Minister and Regime Critic

When he was 18, Rainer Eppelmann worked as a roofer assistant to earn money for his mother and two younger siblings. His father, a carpenter, lived and worked in West Berlin. He had a West Berlin passport, too. When the Wall was erected on August 13, 1961, the family was separated. After that the oldest became responsible for the family. Before the Wall was built, he and his siblings had attended high school on the west side of the city. They had been taught in an “east class,” a special class set up for students who had been denied the opportunity to achieve the university entrance diploma in East Berlin. The class enabled them to take their final examinations. But the 13th of August put an end to this. By September 1961 they had to be registered in the East where they were disparaged as “border profiteers.” They were initially also denied the right to receive vocational training which is why Rainer Eppelmann first got a job as a roofer before he was allowed to begin training as a mason a year later. The hope that he might acquire a West Berlin passport through his father was soon shattered. And anyway, the family depended on him. After his two-year training was over, he worked as a mason in a PGH (Artisan Production Collective). Several people that he knew from the amateur church theater group of the Protestant Church in East Berlin also worked there.

Rainer Eppelmann was conscripted into the army but he refused to “bear arms.” A resolution had been passed by the National Defense Council of East Germany in September 7, 1964 that called for the training of construction working units within the military. The initiative to have people trained as construction soldiers had been instigated primarily by the Church and it remained the only way to get around having to use a weapon. Rainer Eppelmann recalls that the oath of allegiance still obligated these soldiers to honor unconditional obedience. He was unable to reconcile his Christian beliefs with this pledge of absolute obedience to a person or state. He and one other person from their group refused to take the oath and were sentenced to eight months in prison. During his time in the military prison in Ückermünde, the 22 year old became even more convinced that East Germany was a place where decisions were made for him – telling him both what to do as well as whether or not he could leave.

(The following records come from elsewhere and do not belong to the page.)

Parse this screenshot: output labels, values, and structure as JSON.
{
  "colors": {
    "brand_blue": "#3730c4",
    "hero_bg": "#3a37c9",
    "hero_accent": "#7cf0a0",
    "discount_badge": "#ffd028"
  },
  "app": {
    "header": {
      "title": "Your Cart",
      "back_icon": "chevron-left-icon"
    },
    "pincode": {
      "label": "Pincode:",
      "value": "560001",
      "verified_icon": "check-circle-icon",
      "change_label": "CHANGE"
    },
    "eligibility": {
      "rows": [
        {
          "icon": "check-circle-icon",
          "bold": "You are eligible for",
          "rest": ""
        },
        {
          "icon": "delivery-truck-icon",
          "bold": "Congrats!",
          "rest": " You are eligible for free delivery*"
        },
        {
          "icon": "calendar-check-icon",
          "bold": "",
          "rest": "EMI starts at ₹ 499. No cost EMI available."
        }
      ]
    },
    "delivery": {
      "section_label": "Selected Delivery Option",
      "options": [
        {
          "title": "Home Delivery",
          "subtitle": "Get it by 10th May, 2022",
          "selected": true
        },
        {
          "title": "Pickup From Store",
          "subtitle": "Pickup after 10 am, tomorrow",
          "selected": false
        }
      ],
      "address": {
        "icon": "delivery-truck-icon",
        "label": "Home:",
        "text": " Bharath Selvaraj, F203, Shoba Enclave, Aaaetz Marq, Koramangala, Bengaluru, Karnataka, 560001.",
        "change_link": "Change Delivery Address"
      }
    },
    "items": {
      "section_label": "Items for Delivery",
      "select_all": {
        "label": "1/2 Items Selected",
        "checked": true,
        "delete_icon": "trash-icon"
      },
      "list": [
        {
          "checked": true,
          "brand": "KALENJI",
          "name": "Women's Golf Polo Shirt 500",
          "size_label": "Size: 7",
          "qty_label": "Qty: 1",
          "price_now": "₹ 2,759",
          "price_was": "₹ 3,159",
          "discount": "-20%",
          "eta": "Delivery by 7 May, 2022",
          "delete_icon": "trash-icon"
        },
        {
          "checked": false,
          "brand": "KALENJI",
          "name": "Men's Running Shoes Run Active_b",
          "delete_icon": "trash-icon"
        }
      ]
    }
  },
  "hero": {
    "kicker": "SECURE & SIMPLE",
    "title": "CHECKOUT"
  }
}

After his release from prison, he had to go through ten months of training as a construction soldier. As a consequence of having refused to bear arms, he was denied the opportunity to study at a national university, technical school or college in East Germany. The only positive experiences he had in “walled-in East Germany” were inseparably linked to his time with the Youth Congregation and the Protestant Church. Hence was a logical decision for him to attend the Paulinium Preacher School. This was one of two theological colleges in East Germany that offered a theological degree related to the pastor profession. The degree had been established out of need -- there were not enough ministers in East Germany -- but it did not lead to an academic career. During his five-year studies, Rainer Eppelmann married and had two children. Afterwards he became a minister and later worked for the regional youth office of the Samaritan Parish in Friedrichshain.

As minister he often heard parish members speak of the difficulties and injustices they experienced in East Germany. “With each of these fates, the rejection and contempt I felt towards the regime grew stronger,” he recalls today. His experiences led him to believe that something had to be done against the people who were responsible for putting people in these difficult or even dishonorable situations in which they were encouraged to act against their own will. Rainer Eppelmann began to conduct a special kind of prayer service that evolved into the Blues Mass. In 1979, 250 people participated in services which included music, bible text readings and short political sketches. In 1983 the number of participants had risen to 7,000. People from all over East Germany crowded into the Samaritan Church. The government felt the church mass was “sabotage against official youth policies.” The services were banned in the fall of 1986: Peace groups were formed instead and the Blues Mass was replaced by other central events.

Rainer Eppelmann is one of the most well-known members of church peace and human rights groups. In early October 1989, he co-founded the opposition party “Demokratischer Aufbruch.” In 1990 he was appointed Minister without Portfolio in the administration under Hans Modrow. Following the first free election on March 18, 1990, he was appointed Minister for Disarmament by Premier Lothar de Maizière. He was a representative in the German Bundestag until 2005.

Anna von Arnim

Rainer Eppelmann 2007

Rainer Eppelmann, 2007, photo: Seyerlein

Rainer Eppelmann 1986

In front of the Samaritan Church in Berlin, November 9, 1986, photo: Klaus Mehner, Bundesstiftung Aufarbeitung


Important meeting in the parish

Blues Mass in the church

November 9, 1989 at the Bornholmer Strasse border crossing

From an interview on February 9, 2001, Berlin Wall Memorial (in German)